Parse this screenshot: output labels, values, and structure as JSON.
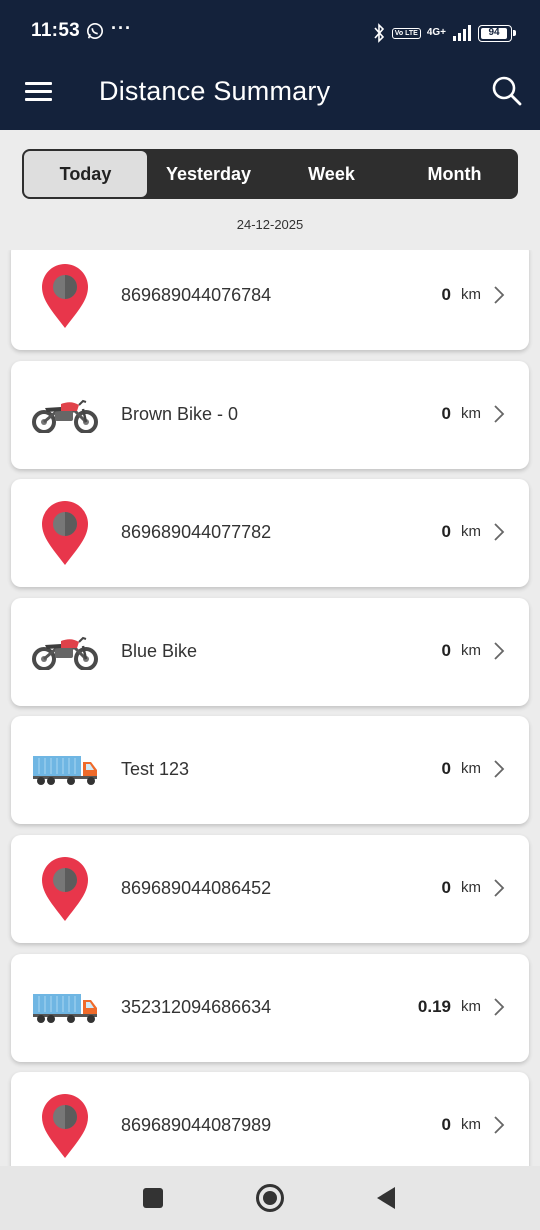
{
  "status": {
    "time": "11:53",
    "volte": "Vo LTE",
    "network": "4G+",
    "battery": "94"
  },
  "appbar": {
    "title": "Distance Summary"
  },
  "tabs": [
    {
      "label": "Today",
      "active": true
    },
    {
      "label": "Yesterday",
      "active": false
    },
    {
      "label": "Week",
      "active": false
    },
    {
      "label": "Month",
      "active": false
    }
  ],
  "date": "24-12-2025",
  "unit": "km",
  "vehicles": [
    {
      "icon": "map-pin-icon",
      "name": "869689044076784",
      "distance": "0"
    },
    {
      "icon": "motorcycle-icon",
      "name": "Brown Bike - 0",
      "distance": "0"
    },
    {
      "icon": "map-pin-icon",
      "name": "869689044077782",
      "distance": "0"
    },
    {
      "icon": "motorcycle-icon",
      "name": "Blue Bike",
      "distance": "0"
    },
    {
      "icon": "truck-icon",
      "name": "Test 123",
      "distance": "0"
    },
    {
      "icon": "map-pin-icon",
      "name": "869689044086452",
      "distance": "0"
    },
    {
      "icon": "truck-icon",
      "name": "352312094686634",
      "distance": "0.19"
    },
    {
      "icon": "map-pin-icon",
      "name": "869689044087989",
      "distance": "0"
    }
  ],
  "colors": {
    "header": "#14223b",
    "pin": "#e8364b",
    "pin_center": "#777777",
    "truck_container": "#6fb6e3",
    "truck_cab": "#ef6a2a",
    "bike_tank": "#e0424a"
  }
}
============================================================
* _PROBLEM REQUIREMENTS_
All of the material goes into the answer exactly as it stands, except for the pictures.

* _SOLUTION TO THIS PROBLEM_
Parse this screenshot: output labels, values, and structure as JSON.
{
  "status": {
    "time": "11:53",
    "volte": "Vo LTE",
    "network": "4G+",
    "battery": "94"
  },
  "appbar": {
    "title": "Distance Summary"
  },
  "tabs": [
    {
      "label": "Today",
      "active": true
    },
    {
      "label": "Yesterday",
      "active": false
    },
    {
      "label": "Week",
      "active": false
    },
    {
      "label": "Month",
      "active": false
    }
  ],
  "date": "24-12-2025",
  "unit": "km",
  "vehicles": [
    {
      "icon": "map-pin-icon",
      "name": "869689044076784",
      "distance": "0"
    },
    {
      "icon": "motorcycle-icon",
      "name": "Brown Bike - 0",
      "distance": "0"
    },
    {
      "icon": "map-pin-icon",
      "name": "869689044077782",
      "distance": "0"
    },
    {
      "icon": "motorcycle-icon",
      "name": "Blue Bike",
      "distance": "0"
    },
    {
      "icon": "truck-icon",
      "name": "Test 123",
      "distance": "0"
    },
    {
      "icon": "map-pin-icon",
      "name": "869689044086452",
      "distance": "0"
    },
    {
      "icon": "truck-icon",
      "name": "352312094686634",
      "distance": "0.19"
    },
    {
      "icon": "map-pin-icon",
      "name": "869689044087989",
      "distance": "0"
    }
  ],
  "colors": {
    "header": "#14223b",
    "pin": "#e8364b",
    "pin_center": "#777777",
    "truck_container": "#6fb6e3",
    "truck_cab": "#ef6a2a",
    "bike_tank": "#e0424a"
  }
}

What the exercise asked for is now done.